Review:  If you are anything like me, when you’re exhausted and not wanting to put forth much effort, there are types of movies you look for as you scroll through a queue on a streaming service by going off the displayed image alone. Maybe you’ll read the description. Maybe you’ll watch a trailer (for me, the first 30 seconds or so). Maybe you’ll do a quick IMDb search to ensure the film doesn’t have a 2.2-user rating. Usually, though, you point, click, and go for it. Shepherd is a film you watch because you’ve gone to the horror section, seen the creepy cover, read the words “remote Scottish island,” and decided that brief blurb sold you.

A recent widower (Tom Hughes, Infinite) struggles to adjust to life without his wife, who had perished in a car accident and whose body was never recovered. Early on, there’s a suggestion from his mother (Greta Scacchi, so glamorous in 1990s Presumed Innocent, now dressed to look like a potato sack marm) that the wife had affairs. Perhaps that’s why the man can’t fully reconcile with her death…or the loss of the baby she was carrying at the time. Over coffee, he finds a want ad for a shepherd with lodging in a lighthouse on a desolate piece of land off Scotland’s coast and seizes that opportunity to escape his memories. 

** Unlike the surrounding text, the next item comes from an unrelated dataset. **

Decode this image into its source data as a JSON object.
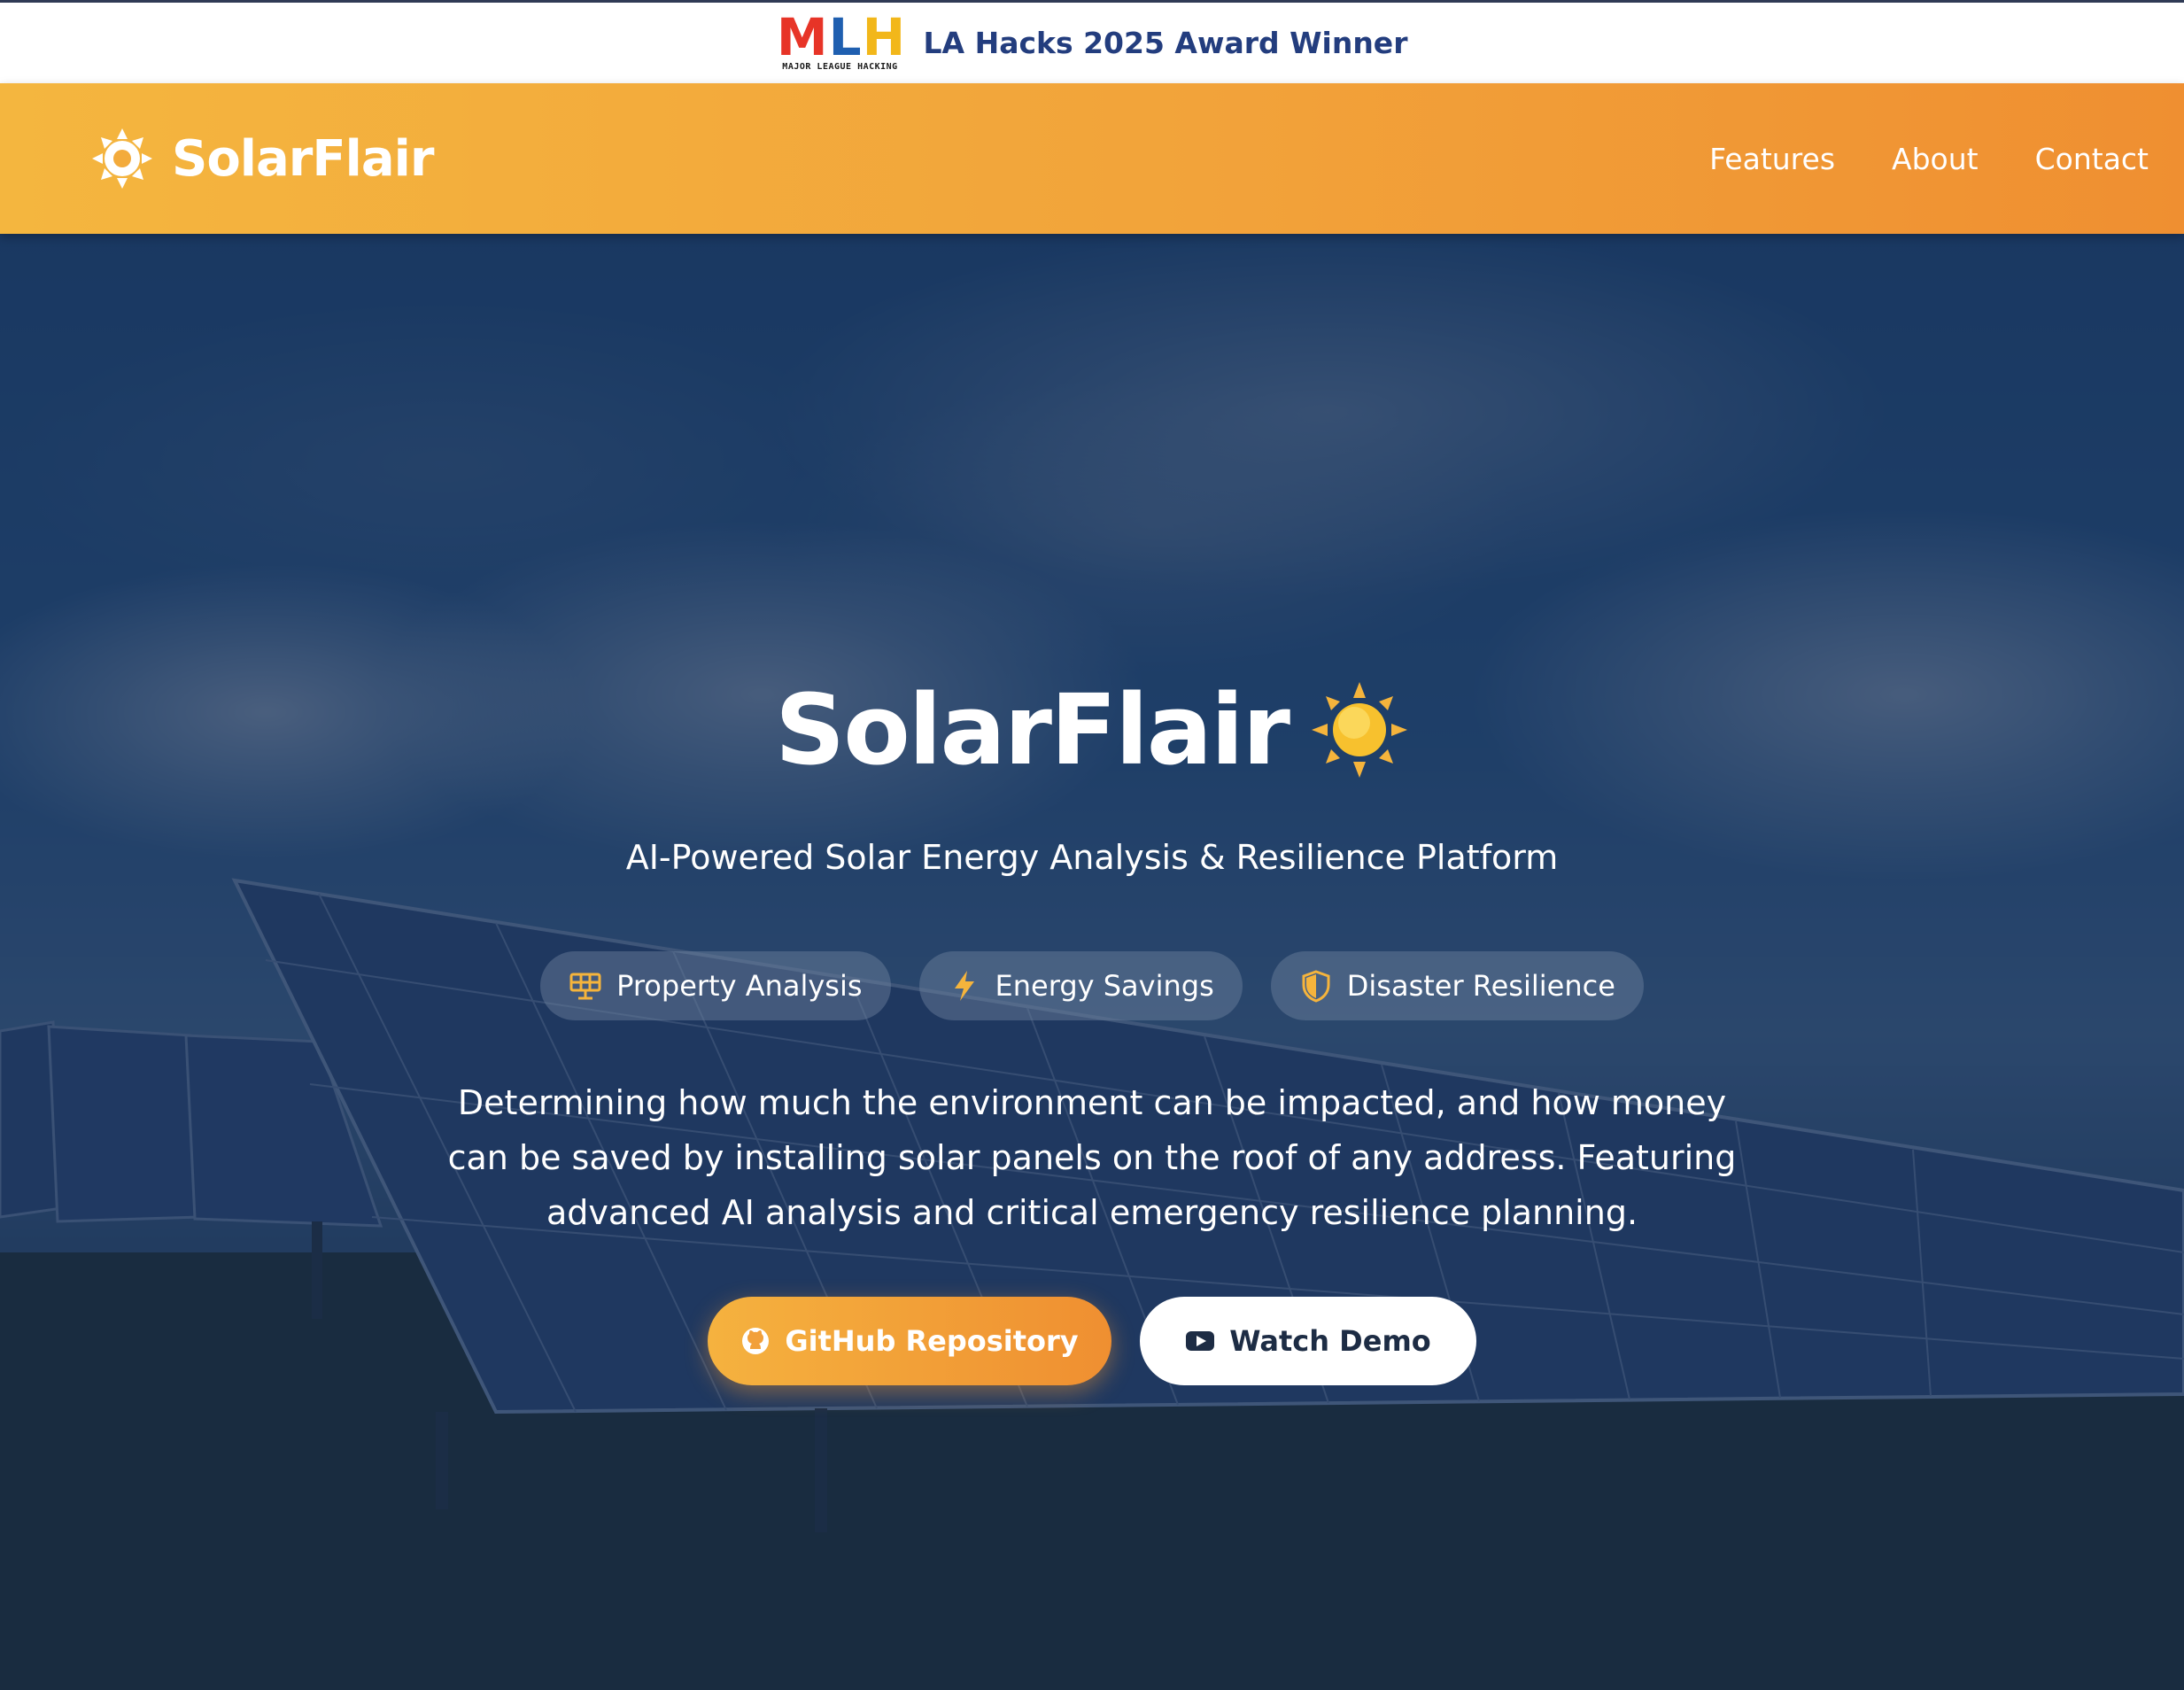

Wouldn’t you know it, alone with just his dog and several sheep to keep him company, all he has are dark recollections of the past that begin to haunt his present? The grizzled boat captain with the milky eye (Kate Dickie, Prometheus) who brought him over speaks as if she can see through secrets he has hidden away, but does she have something to do with the odd occurrences which start to happen to him? What of the figure in black that appears as a harbinger of doom and draws ever closer, urging him to repent? Are these happenings all in his mind, the result of a grief-stricken husband that hasn’t yet fully dealt with his loss, or are they the result of guilt manifested as supernatural spooks biting at his heels for eternity? What if it’s not in his mind, and something genuinely is out to get him?

I want to say that writer/director Russell Owen’s chilly thriller cuts some new ground in the genre, but Shepherd is a generic ghost tale that otherwise gets the job done much of the time. Working through a pre-made checklist of necessary things that go bump in the run-down lighthouse, Owen creates a pleasant mood for most of his feature film but never makes a case for it being anything you feel the need to recommend to a friend. It simply suits its purpose, and that’s that. Shock jolts arrive and dissipate, tension mounts and releases, the sun goes down, and it comes up. You can hear the pages flipping, almost as if Owen and his crew are working through a textbook.

Not one to completely write off, Shepherd does have good work from Hughes and especially the dependable Dickie who never met a line she can’t make into some ominous portent of doom. Primarily a solo exercise for Hughes, it helps that the actor holds our attention for most of the (too long) run time. Would this have been trimmed up to 80-ish minutes, it would have allowed the tension to remain tighter longer and kept the weaker passages filled with paint-by-numbers drama out of it completely. If you toss this one on around 9:15 pm, you’ll be through by 11:00 pm and ready to jump into bed with a nice little zing of fright. Any earlier, and you’ll be wanting more to fill your plate; any later, and you’ll be snoozing.